Collected data =
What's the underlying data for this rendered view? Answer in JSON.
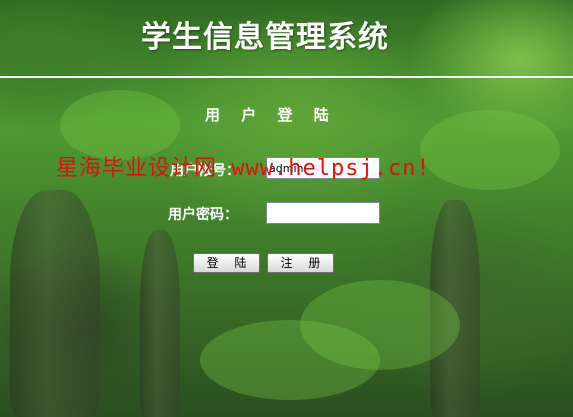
{
  "header": {
    "title": "学生信息管理系统"
  },
  "login": {
    "heading": "用 户 登 陆",
    "account_label": "用户帐号：",
    "account_value": "admin",
    "password_label": "用户密码：",
    "password_value": "",
    "login_button": "登 陆",
    "register_button": "注 册"
  },
  "watermark": {
    "text": "星海毕业设计网 www.helpsj.cn!"
  },
  "colors": {
    "title_text": "#ffffff",
    "watermark": "#e01010",
    "background": "#4f9a33"
  }
}
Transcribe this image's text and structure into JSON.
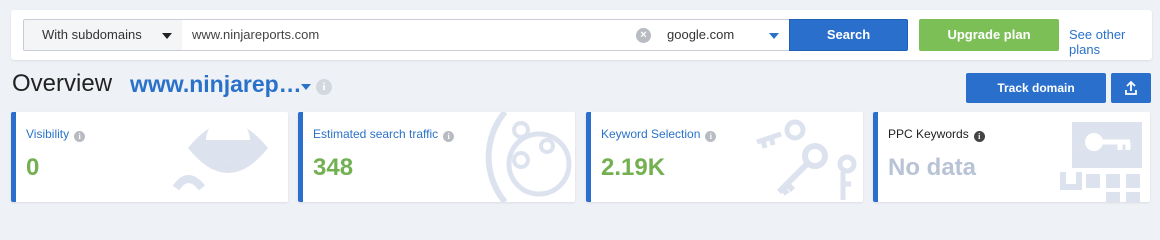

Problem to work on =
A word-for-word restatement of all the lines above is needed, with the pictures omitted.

Reply to the task =
What's the underlying data for this rendered view? Answer in JSON.
{
  "header": {
    "title": "学生信息管理系统"
  },
  "login": {
    "heading": "用 户 登 陆",
    "account_label": "用户帐号：",
    "account_value": "admin",
    "password_label": "用户密码：",
    "password_value": "",
    "login_button": "登 陆",
    "register_button": "注 册"
  },
  "watermark": {
    "text": "星海毕业设计网 www.helpsj.cn!"
  },
  "colors": {
    "title_text": "#ffffff",
    "watermark": "#e01010",
    "background": "#4f9a33"
  }
}
Transcribe this image's text and structure into JSON.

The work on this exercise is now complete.